Reproduce every entry precisely as written.
======== Records to use
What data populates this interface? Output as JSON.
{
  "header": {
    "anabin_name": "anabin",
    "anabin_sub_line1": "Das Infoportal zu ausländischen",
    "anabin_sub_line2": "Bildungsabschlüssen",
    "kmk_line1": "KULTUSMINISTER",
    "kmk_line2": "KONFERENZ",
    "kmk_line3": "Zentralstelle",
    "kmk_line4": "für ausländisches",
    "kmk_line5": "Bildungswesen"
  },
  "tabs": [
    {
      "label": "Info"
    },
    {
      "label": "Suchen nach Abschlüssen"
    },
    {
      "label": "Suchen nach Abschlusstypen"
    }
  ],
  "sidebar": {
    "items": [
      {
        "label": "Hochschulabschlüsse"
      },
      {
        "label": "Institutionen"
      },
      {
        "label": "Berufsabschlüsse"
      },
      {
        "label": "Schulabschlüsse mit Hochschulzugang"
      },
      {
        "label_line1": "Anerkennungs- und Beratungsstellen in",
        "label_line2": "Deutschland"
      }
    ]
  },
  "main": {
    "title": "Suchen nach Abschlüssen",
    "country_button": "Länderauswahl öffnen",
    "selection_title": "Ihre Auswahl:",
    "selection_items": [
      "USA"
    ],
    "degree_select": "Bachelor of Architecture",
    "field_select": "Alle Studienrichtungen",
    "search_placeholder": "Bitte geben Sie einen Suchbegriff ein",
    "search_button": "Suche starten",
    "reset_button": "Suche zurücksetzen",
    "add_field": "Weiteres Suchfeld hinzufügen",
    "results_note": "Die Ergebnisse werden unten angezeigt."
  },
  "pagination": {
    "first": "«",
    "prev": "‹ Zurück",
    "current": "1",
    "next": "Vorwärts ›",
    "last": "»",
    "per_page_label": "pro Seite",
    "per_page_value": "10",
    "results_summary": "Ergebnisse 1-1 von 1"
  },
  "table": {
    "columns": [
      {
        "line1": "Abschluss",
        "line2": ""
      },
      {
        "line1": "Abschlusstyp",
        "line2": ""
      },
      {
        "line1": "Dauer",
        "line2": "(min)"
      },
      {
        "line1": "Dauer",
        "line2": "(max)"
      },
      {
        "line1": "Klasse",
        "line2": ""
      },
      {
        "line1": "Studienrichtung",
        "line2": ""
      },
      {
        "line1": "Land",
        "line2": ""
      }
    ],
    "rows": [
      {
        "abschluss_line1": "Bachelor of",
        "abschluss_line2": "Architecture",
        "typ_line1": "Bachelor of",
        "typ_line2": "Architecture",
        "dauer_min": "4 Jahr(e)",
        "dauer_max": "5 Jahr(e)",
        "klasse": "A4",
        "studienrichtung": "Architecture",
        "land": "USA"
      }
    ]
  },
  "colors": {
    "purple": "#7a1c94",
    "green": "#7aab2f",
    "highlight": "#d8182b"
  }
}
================
### Solved problem
What data populates this interface? Output as JSON.
{
  "header": {
    "anabin_name": "anabin",
    "anabin_sub_line1": "Das Infoportal zu ausländischen",
    "anabin_sub_line2": "Bildungsabschlüssen",
    "kmk_line1": "KULTUSMINISTER",
    "kmk_line2": "KONFERENZ",
    "kmk_line3": "Zentralstelle",
    "kmk_line4": "für ausländisches",
    "kmk_line5": "Bildungswesen"
  },
  "tabs": [
    {
      "label": "Info"
    },
    {
      "label": "Suchen nach Abschlüssen"
    },
    {
      "label": "Suchen nach Abschlusstypen"
    }
  ],
  "sidebar": {
    "items": [
      {
        "label": "Hochschulabschlüsse"
      },
      {
        "label": "Institutionen"
      },
      {
        "label": "Berufsabschlüsse"
      },
      {
        "label": "Schulabschlüsse mit Hochschulzugang"
      },
      {
        "label_line1": "Anerkennungs- und Beratungsstellen in",
        "label_line2": "Deutschland"
      }
    ]
  },
  "main": {
    "title": "Suchen nach Abschlüssen",
    "country_button": "Länderauswahl öffnen",
    "selection_title": "Ihre Auswahl:",
    "selection_items": [
      "USA"
    ],
    "degree_select": "Bachelor of Architecture",
    "field_select": "Alle Studienrichtungen",
    "search_placeholder": "Bitte geben Sie einen Suchbegriff ein",
    "search_button": "Suche starten",
    "reset_button": "Suche zurücksetzen",
    "add_field": "Weiteres Suchfeld hinzufügen",
    "results_note": "Die Ergebnisse werden unten angezeigt."
  },
  "pagination": {
    "first": "«",
    "prev": "‹ Zurück",
    "current": "1",
    "next": "Vorwärts ›",
    "last": "»",
    "per_page_label": "pro Seite",
    "per_page_value": "10",
    "results_summary": "Ergebnisse 1-1 von 1"
  },
  "table": {
    "columns": [
      {
        "line1": "Abschluss",
        "line2": ""
      },
      {
        "line1": "Abschlusstyp",
        "line2": ""
      },
      {
        "line1": "Dauer",
        "line2": "(min)"
      },
      {
        "line1": "Dauer",
        "line2": "(max)"
      },
      {
        "line1": "Klasse",
        "line2": ""
      },
      {
        "line1": "Studienrichtung",
        "line2": ""
      },
      {
        "line1": "Land",
        "line2": ""
      }
    ],
    "rows": [
      {
        "abschluss_line1": "Bachelor of",
        "abschluss_line2": "Architecture",
        "typ_line1": "Bachelor of",
        "typ_line2": "Architecture",
        "dauer_min": "4 Jahr(e)",
        "dauer_max": "5 Jahr(e)",
        "klasse": "A4",
        "studienrichtung": "Architecture",
        "land": "USA"
      }
    ]
  },
  "colors": {
    "purple": "#7a1c94",
    "green": "#7aab2f",
    "highlight": "#d8182b"
  }
}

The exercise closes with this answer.